Finding an awesome spot to eat has always been easy on the iPhone. But iOS 10 makes it super-simple to book a restaurant reservation in Apple Maps.
With the new third-party app extensions in Maps, users can now reserve a table without ever leaving the Maps app. Just find the spot you want to dine at, and with a few extra taps you’ll be on your way to a fine dining experience.
Apple’s added a lot of Yelp integration into iOS over the past two years, but despite providing copious amounts of reviews for every restaurant in the U.S., the app hasn’t let you actually write a review from your iPhone.
Yelp 7.0 was just pushed to the App Store and now gives users the ability to write reviews from their iPhone.

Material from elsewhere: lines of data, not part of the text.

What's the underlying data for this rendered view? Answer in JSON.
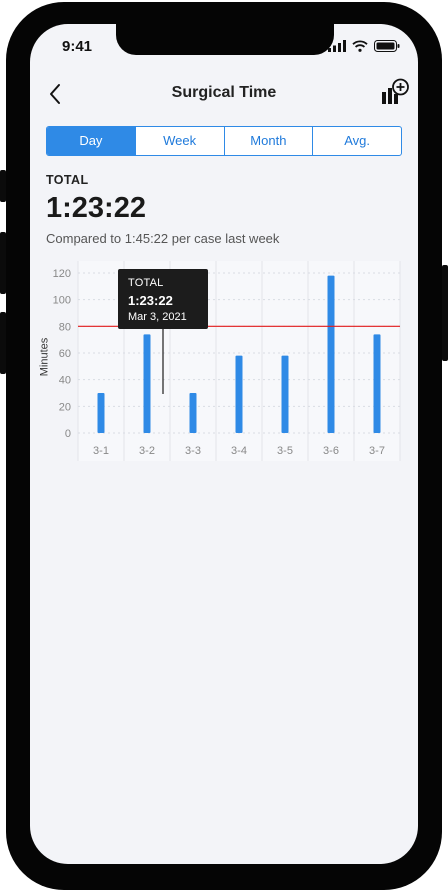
{
  "status_bar": {
    "time": "9:41"
  },
  "header": {
    "title": "Surgical Time"
  },
  "tabs": [
    {
      "label": "Day",
      "active": true
    },
    {
      "label": "Week",
      "active": false
    },
    {
      "label": "Month",
      "active": false
    },
    {
      "label": "Avg.",
      "active": false
    }
  ],
  "summary": {
    "label": "TOTAL",
    "value": "1:23:22",
    "comparison": "Compared to 1:45:22 per case last week"
  },
  "tooltip": {
    "title": "TOTAL",
    "value": "1:23:22",
    "date": "Mar 3, 2021"
  },
  "colors": {
    "accent": "#2f8ae6",
    "reference_line": "#e21b1b",
    "tooltip_bg": "#1c1c1c"
  },
  "chart_data": {
    "type": "bar",
    "categories": [
      "3-1",
      "3-2",
      "3-3",
      "3-4",
      "3-5",
      "3-6",
      "3-7"
    ],
    "values": [
      30,
      74,
      30,
      58,
      58,
      118,
      74
    ],
    "ylabel": "Minutes",
    "ylim": [
      0,
      120
    ],
    "yticks": [
      0,
      20,
      40,
      60,
      80,
      100,
      120
    ],
    "reference_line": 80,
    "grid": true
  }
}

Now you can trash a restaurant’s king salmon tartare on taro chips while waiting for your waitress to bring a check. Not finished with your praise? You can save a draft and publish it later, too.
Many fast food and restaurant chains now offer iPhone apps that facilitate ordering for delivery or pick up. A number of services, like Splick-it and Grubhub, also help facilitate such orders through an iOS app, offering independent restaurants to compete with the chains. Beyond apps, there are web-based services like Mealeo that offer the same functionality. Despite being a relatively new phenomenon, online and mobile ordering has become a serious business – over two-thirds of Americans use such services on a regular basis.
In fact, of those two-thirds of Americans, most say they tend to order more from a mobile or web service than they would over the phone or in person.
Read enough articles about NFC and its potential for mobile payments and you’ll find yourself thinking the technology is the inevitable mobile payment platform. Every major mobile platform except iOS already includes or will include support for NFC-enabled devices. There are lots of partnerships being announced between key players like device manufacturers, carriers, and banking or credit card companies. It also just seems to make sense that this is the future.
Until you look up from all the stories about what NFC and look at what’s really happening in the world. You don’t see much evidence of NFC payment systems in everyday life. NFC isn’t yet emerging into mainstream commerce, but there is ample evidence that mobile payments are taking off without it. Those options becoming mainstream are decidedly low tech by comparison, but that’s precisely why they’re succeeding.